Exercise instructions: Restate all of the entries exactly, each line as it stands.

*** Opening of Records provided ***

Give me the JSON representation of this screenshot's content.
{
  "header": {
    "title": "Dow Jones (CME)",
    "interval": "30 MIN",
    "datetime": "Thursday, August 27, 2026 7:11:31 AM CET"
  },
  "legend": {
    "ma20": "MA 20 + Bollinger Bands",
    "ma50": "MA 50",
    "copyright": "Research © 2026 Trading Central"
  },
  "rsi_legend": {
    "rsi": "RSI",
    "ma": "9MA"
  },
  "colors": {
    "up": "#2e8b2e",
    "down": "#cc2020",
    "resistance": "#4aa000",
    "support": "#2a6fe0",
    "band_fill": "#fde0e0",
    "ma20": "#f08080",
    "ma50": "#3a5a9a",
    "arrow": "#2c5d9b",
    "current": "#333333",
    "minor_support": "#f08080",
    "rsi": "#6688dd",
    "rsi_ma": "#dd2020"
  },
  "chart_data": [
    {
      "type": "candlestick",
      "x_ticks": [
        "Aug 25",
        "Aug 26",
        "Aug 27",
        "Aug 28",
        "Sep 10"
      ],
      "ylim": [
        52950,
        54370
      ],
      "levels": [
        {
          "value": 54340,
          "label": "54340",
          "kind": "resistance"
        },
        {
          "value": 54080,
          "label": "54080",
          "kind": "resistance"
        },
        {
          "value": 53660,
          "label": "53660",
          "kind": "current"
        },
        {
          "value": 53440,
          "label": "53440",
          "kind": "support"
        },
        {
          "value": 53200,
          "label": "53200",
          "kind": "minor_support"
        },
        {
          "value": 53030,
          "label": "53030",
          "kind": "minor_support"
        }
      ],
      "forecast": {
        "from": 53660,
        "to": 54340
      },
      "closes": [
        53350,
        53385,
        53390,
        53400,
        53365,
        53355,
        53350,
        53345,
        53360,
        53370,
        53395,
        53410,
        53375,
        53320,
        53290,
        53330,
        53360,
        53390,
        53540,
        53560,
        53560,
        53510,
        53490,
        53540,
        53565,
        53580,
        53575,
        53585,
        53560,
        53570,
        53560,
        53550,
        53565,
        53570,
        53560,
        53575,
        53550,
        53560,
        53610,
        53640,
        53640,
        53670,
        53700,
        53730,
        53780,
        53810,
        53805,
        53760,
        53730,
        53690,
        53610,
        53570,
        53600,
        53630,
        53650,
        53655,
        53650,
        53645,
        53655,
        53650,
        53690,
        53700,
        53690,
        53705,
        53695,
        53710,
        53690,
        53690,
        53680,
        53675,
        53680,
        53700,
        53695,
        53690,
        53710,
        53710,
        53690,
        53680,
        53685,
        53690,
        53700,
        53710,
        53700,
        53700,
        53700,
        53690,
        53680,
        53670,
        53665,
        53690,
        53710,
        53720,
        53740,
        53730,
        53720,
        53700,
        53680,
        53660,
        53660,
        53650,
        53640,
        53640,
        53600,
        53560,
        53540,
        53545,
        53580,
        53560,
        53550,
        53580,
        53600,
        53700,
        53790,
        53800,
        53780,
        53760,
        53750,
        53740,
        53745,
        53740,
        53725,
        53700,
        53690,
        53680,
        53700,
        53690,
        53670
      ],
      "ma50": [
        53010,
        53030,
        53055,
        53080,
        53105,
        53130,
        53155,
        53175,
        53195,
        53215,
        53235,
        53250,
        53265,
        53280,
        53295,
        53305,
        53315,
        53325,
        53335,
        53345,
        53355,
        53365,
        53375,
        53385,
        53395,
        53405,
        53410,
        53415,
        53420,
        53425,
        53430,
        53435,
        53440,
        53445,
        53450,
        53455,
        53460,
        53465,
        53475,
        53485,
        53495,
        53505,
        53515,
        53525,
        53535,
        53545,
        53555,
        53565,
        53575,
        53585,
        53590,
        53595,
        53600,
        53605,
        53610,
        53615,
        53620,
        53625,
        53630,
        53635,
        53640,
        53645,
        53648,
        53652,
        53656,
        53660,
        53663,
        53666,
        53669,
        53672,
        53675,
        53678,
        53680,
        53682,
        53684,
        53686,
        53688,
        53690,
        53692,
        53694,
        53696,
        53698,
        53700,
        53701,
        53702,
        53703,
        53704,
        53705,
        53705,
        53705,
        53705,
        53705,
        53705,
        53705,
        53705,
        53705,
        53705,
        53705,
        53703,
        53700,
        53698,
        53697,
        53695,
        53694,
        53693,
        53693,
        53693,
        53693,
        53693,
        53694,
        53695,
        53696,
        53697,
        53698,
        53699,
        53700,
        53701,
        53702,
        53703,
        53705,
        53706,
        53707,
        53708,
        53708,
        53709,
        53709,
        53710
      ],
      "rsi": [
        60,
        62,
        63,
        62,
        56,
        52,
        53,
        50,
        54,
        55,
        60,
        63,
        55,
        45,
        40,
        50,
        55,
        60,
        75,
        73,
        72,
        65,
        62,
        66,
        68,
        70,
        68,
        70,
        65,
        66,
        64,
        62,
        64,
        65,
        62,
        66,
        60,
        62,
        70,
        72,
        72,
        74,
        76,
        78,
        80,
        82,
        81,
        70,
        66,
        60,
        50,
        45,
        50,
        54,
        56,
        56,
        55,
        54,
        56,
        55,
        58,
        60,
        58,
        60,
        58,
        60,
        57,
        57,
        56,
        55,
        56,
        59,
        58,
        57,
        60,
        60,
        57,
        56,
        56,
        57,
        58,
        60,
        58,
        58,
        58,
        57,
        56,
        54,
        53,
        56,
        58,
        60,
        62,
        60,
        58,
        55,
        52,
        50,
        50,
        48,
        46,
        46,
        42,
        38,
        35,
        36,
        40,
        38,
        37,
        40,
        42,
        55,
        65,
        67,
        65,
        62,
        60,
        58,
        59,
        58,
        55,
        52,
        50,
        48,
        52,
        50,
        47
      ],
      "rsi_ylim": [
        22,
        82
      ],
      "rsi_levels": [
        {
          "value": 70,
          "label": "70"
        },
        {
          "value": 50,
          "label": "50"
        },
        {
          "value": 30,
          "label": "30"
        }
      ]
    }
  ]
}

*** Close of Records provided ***

Exercise solution:
Give me the JSON representation of this screenshot's content.
{
  "header": {
    "title": "Dow Jones (CME)",
    "interval": "30 MIN",
    "datetime": "Thursday, August 27, 2026 7:11:31 AM CET"
  },
  "legend": {
    "ma20": "MA 20 + Bollinger Bands",
    "ma50": "MA 50",
    "copyright": "Research © 2026 Trading Central"
  },
  "rsi_legend": {
    "rsi": "RSI",
    "ma": "9MA"
  },
  "colors": {
    "up": "#2e8b2e",
    "down": "#cc2020",
    "resistance": "#4aa000",
    "support": "#2a6fe0",
    "band_fill": "#fde0e0",
    "ma20": "#f08080",
    "ma50": "#3a5a9a",
    "arrow": "#2c5d9b",
    "current": "#333333",
    "minor_support": "#f08080",
    "rsi": "#6688dd",
    "rsi_ma": "#dd2020"
  },
  "chart_data": [
    {
      "type": "candlestick",
      "x_ticks": [
        "Aug 25",
        "Aug 26",
        "Aug 27",
        "Aug 28",
        "Sep 10"
      ],
      "ylim": [
        52950,
        54370
      ],
      "levels": [
        {
          "value": 54340,
          "label": "54340",
          "kind": "resistance"
        },
        {
          "value": 54080,
          "label": "54080",
          "kind": "resistance"
        },
        {
          "value": 53660,
          "label": "53660",
          "kind": "current"
        },
        {
          "value": 53440,
          "label": "53440",
          "kind": "support"
        },
        {
          "value": 53200,
          "label": "53200",
          "kind": "minor_support"
        },
        {
          "value": 53030,
          "label": "53030",
          "kind": "minor_support"
        }
      ],
      "forecast": {
        "from": 53660,
        "to": 54340
      },
      "closes": [
        53350,
        53385,
        53390,
        53400,
        53365,
        53355,
        53350,
        53345,
        53360,
        53370,
        53395,
        53410,
        53375,
        53320,
        53290,
        53330,
        53360,
        53390,
        53540,
        53560,
        53560,
        53510,
        53490,
        53540,
        53565,
        53580,
        53575,
        53585,
        53560,
        53570,
        53560,
        53550,
        53565,
        53570,
        53560,
        53575,
        53550,
        53560,
        53610,
        53640,
        53640,
        53670,
        53700,
        53730,
        53780,
        53810,
        53805,
        53760,
        53730,
        53690,
        53610,
        53570,
        53600,
        53630,
        53650,
        53655,
        53650,
        53645,
        53655,
        53650,
        53690,
        53700,
        53690,
        53705,
        53695,
        53710,
        53690,
        53690,
        53680,
        53675,
        53680,
        53700,
        53695,
        53690,
        53710,
        53710,
        53690,
        53680,
        53685,
        53690,
        53700,
        53710,
        53700,
        53700,
        53700,
        53690,
        53680,
        53670,
        53665,
        53690,
        53710,
        53720,
        53740,
        53730,
        53720,
        53700,
        53680,
        53660,
        53660,
        53650,
        53640,
        53640,
        53600,
        53560,
        53540,
        53545,
        53580,
        53560,
        53550,
        53580,
        53600,
        53700,
        53790,
        53800,
        53780,
        53760,
        53750,
        53740,
        53745,
        53740,
        53725,
        53700,
        53690,
        53680,
        53700,
        53690,
        53670
      ],
      "ma50": [
        53010,
        53030,
        53055,
        53080,
        53105,
        53130,
        53155,
        53175,
        53195,
        53215,
        53235,
        53250,
        53265,
        53280,
        53295,
        53305,
        53315,
        53325,
        53335,
        53345,
        53355,
        53365,
        53375,
        53385,
        53395,
        53405,
        53410,
        53415,
        53420,
        53425,
        53430,
        53435,
        53440,
        53445,
        53450,
        53455,
        53460,
        53465,
        53475,
        53485,
        53495,
        53505,
        53515,
        53525,
        53535,
        53545,
        53555,
        53565,
        53575,
        53585,
        53590,
        53595,
        53600,
        53605,
        53610,
        53615,
        53620,
        53625,
        53630,
        53635,
        53640,
        53645,
        53648,
        53652,
        53656,
        53660,
        53663,
        53666,
        53669,
        53672,
        53675,
        53678,
        53680,
        53682,
        53684,
        53686,
        53688,
        53690,
        53692,
        53694,
        53696,
        53698,
        53700,
        53701,
        53702,
        53703,
        53704,
        53705,
        53705,
        53705,
        53705,
        53705,
        53705,
        53705,
        53705,
        53705,
        53705,
        53705,
        53703,
        53700,
        53698,
        53697,
        53695,
        53694,
        53693,
        53693,
        53693,
        53693,
        53693,
        53694,
        53695,
        53696,
        53697,
        53698,
        53699,
        53700,
        53701,
        53702,
        53703,
        53705,
        53706,
        53707,
        53708,
        53708,
        53709,
        53709,
        53710
      ],
      "rsi": [
        60,
        62,
        63,
        62,
        56,
        52,
        53,
        50,
        54,
        55,
        60,
        63,
        55,
        45,
        40,
        50,
        55,
        60,
        75,
        73,
        72,
        65,
        62,
        66,
        68,
        70,
        68,
        70,
        65,
        66,
        64,
        62,
        64,
        65,
        62,
        66,
        60,
        62,
        70,
        72,
        72,
        74,
        76,
        78,
        80,
        82,
        81,
        70,
        66,
        60,
        50,
        45,
        50,
        54,
        56,
        56,
        55,
        54,
        56,
        55,
        58,
        60,
        58,
        60,
        58,
        60,
        57,
        57,
        56,
        55,
        56,
        59,
        58,
        57,
        60,
        60,
        57,
        56,
        56,
        57,
        58,
        60,
        58,
        58,
        58,
        57,
        56,
        54,
        53,
        56,
        58,
        60,
        62,
        60,
        58,
        55,
        52,
        50,
        50,
        48,
        46,
        46,
        42,
        38,
        35,
        36,
        40,
        38,
        37,
        40,
        42,
        55,
        65,
        67,
        65,
        62,
        60,
        58,
        59,
        58,
        55,
        52,
        50,
        48,
        52,
        50,
        47
      ],
      "rsi_ylim": [
        22,
        82
      ],
      "rsi_levels": [
        {
          "value": 70,
          "label": "70"
        },
        {
          "value": 50,
          "label": "50"
        },
        {
          "value": 30,
          "label": "30"
        }
      ]
    }
  ]
}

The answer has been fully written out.